(RECORDED DATA)

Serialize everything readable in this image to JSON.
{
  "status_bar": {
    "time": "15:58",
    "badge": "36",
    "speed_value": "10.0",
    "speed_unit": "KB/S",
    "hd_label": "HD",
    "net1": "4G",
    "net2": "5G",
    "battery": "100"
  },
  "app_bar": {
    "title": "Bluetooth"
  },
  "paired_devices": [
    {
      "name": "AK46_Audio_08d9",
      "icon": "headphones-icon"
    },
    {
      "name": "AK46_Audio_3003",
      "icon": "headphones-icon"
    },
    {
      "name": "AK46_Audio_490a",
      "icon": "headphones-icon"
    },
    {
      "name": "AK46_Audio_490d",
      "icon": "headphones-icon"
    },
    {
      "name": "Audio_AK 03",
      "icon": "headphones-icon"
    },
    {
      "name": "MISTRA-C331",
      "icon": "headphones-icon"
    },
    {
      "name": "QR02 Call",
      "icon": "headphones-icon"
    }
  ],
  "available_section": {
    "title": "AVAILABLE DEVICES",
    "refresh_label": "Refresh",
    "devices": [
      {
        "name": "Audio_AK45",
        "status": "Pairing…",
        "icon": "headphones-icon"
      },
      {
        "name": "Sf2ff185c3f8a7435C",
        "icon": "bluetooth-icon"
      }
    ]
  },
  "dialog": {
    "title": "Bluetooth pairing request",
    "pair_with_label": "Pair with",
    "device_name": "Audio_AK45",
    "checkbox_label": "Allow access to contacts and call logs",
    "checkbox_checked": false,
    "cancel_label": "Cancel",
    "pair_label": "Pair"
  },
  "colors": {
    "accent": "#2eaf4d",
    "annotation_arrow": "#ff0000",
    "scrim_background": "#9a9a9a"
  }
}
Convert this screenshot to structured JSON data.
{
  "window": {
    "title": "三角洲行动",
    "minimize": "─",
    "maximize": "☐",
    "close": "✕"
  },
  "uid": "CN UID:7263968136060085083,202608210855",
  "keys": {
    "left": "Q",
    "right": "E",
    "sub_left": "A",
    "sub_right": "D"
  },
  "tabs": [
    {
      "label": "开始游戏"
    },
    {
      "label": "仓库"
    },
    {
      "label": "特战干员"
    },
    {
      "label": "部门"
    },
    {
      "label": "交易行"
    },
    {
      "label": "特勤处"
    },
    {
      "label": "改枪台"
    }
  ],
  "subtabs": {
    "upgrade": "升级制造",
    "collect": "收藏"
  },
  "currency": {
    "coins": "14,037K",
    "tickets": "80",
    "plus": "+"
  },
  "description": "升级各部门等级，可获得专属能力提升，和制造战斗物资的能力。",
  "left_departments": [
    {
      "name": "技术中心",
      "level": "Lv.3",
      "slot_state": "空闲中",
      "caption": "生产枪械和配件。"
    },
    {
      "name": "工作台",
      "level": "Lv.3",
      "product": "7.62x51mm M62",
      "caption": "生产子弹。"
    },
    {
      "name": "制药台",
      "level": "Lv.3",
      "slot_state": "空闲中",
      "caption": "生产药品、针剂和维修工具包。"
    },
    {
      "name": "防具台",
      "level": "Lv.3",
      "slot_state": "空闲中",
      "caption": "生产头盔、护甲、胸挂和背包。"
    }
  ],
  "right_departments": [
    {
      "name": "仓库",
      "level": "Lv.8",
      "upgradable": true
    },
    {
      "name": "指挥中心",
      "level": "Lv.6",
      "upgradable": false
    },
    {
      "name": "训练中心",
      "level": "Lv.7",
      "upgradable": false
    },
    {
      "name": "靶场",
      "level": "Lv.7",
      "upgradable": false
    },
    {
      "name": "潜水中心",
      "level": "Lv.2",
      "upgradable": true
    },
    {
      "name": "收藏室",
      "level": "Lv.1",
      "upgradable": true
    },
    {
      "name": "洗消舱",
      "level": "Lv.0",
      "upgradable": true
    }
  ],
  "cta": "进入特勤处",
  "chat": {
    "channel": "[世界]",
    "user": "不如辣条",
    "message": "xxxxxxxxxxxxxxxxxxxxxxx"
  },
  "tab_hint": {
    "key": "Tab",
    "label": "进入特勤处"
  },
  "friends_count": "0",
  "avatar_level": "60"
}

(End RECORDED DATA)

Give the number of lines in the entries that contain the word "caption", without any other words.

**EXERCISE ANSWER**
4